(Work item)
The answer should be one number only, namely how many lines of the records hold the word "content".

________________

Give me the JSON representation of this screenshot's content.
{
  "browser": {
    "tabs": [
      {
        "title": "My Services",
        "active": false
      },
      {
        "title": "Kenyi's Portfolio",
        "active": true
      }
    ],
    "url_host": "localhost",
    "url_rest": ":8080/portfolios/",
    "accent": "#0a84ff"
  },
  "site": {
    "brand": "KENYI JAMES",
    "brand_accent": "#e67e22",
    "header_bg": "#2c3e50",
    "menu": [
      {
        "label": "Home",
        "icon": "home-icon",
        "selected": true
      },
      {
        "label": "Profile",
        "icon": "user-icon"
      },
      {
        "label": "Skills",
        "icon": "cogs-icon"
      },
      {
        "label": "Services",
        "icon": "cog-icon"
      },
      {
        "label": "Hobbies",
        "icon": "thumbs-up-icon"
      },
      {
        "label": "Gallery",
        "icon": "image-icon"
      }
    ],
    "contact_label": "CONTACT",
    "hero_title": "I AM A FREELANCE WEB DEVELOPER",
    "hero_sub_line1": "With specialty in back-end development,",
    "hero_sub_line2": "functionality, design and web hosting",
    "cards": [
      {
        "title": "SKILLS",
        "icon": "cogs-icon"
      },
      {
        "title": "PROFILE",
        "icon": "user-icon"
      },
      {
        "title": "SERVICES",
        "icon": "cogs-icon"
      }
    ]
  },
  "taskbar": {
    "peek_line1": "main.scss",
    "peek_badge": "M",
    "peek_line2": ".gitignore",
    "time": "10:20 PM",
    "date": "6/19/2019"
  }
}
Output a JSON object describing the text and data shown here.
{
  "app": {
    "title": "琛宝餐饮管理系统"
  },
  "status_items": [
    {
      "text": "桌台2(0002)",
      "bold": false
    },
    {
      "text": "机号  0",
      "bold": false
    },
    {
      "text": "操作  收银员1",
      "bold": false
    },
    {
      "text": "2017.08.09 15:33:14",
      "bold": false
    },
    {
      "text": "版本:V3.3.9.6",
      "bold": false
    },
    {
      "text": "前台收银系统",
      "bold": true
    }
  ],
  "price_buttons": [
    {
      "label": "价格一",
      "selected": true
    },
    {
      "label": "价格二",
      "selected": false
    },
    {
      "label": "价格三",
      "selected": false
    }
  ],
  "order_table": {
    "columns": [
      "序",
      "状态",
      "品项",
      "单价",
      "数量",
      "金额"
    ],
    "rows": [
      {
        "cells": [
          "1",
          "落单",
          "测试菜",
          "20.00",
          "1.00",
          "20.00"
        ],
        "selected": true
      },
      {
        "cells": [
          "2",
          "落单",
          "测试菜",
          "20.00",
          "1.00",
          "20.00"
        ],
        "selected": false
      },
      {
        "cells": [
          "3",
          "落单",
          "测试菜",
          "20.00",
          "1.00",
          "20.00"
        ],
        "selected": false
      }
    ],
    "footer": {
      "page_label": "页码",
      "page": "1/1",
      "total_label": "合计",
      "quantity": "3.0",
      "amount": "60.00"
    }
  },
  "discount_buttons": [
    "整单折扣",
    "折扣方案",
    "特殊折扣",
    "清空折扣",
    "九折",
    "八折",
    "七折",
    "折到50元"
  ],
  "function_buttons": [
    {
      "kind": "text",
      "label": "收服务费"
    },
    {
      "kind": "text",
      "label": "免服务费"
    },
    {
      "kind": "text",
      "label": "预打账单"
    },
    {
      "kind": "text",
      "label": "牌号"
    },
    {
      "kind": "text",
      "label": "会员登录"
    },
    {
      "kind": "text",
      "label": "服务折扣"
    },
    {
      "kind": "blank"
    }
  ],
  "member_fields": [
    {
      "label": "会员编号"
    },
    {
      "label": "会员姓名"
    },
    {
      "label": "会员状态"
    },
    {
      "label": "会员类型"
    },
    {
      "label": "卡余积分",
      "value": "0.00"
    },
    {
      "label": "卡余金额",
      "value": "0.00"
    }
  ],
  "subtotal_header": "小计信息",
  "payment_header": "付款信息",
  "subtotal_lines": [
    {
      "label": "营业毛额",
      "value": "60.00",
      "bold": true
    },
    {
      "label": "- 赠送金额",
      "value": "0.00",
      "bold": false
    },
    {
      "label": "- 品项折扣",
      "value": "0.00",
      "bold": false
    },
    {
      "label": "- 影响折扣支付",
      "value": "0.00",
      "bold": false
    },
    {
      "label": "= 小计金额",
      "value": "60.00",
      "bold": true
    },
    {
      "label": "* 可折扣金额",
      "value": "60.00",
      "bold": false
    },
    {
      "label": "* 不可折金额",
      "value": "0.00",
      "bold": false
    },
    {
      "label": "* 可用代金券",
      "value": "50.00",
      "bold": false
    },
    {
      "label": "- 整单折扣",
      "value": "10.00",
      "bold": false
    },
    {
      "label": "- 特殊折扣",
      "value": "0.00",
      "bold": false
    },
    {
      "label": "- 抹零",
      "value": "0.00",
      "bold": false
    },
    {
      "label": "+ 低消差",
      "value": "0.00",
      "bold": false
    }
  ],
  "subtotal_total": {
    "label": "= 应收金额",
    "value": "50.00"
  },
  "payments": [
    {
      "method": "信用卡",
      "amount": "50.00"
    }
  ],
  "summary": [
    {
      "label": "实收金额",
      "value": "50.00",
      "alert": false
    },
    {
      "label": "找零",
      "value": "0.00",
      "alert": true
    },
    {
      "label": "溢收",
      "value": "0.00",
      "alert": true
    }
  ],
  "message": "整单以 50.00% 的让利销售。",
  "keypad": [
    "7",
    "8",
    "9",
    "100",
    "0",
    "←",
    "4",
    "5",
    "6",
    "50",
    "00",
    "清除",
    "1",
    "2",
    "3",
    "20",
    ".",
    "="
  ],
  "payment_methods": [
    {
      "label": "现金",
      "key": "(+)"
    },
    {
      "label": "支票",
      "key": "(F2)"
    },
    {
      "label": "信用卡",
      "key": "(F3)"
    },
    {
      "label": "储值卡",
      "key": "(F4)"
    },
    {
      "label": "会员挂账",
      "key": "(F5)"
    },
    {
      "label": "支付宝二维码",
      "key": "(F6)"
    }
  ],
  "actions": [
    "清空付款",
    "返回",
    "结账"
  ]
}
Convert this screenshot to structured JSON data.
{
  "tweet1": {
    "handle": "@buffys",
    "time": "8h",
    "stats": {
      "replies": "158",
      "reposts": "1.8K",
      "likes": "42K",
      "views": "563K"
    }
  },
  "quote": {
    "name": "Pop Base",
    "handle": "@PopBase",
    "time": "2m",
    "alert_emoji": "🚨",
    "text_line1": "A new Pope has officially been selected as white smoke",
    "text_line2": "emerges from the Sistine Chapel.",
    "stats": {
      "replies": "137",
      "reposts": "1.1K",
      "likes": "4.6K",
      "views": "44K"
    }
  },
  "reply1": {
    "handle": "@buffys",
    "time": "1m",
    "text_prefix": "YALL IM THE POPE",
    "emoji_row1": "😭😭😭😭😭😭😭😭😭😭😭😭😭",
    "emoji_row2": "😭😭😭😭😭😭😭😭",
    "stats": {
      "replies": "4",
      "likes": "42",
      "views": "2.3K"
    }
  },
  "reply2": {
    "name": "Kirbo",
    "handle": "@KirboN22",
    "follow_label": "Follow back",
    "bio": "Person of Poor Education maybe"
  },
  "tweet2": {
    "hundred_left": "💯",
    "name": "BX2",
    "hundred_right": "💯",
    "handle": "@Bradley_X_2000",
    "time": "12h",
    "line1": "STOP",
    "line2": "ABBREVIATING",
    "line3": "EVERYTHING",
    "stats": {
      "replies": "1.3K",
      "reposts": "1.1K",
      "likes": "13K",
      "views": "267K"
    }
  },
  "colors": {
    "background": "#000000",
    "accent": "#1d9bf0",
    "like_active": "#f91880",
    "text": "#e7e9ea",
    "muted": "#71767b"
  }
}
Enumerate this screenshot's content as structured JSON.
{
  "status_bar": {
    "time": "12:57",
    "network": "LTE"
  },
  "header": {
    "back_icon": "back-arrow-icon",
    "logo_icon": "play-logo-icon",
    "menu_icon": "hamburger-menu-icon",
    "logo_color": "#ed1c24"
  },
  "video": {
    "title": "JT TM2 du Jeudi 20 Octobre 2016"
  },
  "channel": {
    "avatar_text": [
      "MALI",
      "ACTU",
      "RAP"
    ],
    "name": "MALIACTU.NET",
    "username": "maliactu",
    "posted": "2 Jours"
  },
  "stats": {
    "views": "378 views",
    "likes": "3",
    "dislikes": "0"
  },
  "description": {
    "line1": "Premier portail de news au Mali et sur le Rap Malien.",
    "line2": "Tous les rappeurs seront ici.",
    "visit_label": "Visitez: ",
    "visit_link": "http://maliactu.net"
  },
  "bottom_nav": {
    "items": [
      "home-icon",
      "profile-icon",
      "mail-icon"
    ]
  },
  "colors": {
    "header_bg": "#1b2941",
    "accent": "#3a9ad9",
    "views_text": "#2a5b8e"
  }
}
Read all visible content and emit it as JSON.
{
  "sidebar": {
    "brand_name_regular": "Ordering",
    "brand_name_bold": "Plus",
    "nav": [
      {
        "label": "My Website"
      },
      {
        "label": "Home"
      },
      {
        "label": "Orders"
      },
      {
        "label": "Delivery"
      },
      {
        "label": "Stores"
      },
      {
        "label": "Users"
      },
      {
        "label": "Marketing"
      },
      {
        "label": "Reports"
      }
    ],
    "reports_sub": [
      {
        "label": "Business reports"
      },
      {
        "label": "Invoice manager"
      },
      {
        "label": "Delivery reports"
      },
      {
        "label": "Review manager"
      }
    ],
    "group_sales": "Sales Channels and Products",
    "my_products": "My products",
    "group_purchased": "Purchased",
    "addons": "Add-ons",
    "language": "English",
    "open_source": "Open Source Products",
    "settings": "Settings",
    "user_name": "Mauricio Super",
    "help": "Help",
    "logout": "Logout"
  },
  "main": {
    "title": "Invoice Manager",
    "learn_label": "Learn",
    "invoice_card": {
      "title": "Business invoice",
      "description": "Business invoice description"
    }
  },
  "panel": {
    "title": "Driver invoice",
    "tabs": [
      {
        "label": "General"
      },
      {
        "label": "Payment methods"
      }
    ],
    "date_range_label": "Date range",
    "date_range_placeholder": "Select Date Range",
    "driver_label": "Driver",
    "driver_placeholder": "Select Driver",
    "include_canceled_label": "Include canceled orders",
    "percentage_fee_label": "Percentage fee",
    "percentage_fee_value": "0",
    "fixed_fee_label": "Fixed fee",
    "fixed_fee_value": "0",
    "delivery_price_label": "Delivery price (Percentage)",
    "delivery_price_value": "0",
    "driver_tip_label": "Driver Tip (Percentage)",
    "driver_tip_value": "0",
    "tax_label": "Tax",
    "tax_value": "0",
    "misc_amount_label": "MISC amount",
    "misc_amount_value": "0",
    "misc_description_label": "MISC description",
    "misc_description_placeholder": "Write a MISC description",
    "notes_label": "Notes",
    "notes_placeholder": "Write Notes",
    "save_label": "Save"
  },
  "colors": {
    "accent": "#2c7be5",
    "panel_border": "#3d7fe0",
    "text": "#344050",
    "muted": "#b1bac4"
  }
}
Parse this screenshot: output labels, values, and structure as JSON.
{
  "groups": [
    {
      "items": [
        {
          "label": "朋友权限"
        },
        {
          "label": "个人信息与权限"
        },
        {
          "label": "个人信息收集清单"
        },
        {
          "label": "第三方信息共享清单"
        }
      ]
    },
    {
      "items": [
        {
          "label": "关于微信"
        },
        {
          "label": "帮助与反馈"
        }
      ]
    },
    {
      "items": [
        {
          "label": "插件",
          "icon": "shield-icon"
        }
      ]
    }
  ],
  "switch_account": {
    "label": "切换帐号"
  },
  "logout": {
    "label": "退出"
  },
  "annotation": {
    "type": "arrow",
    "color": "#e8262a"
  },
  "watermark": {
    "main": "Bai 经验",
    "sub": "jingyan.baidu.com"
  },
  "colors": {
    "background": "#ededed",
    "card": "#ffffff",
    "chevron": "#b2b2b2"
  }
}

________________

(Result below)
3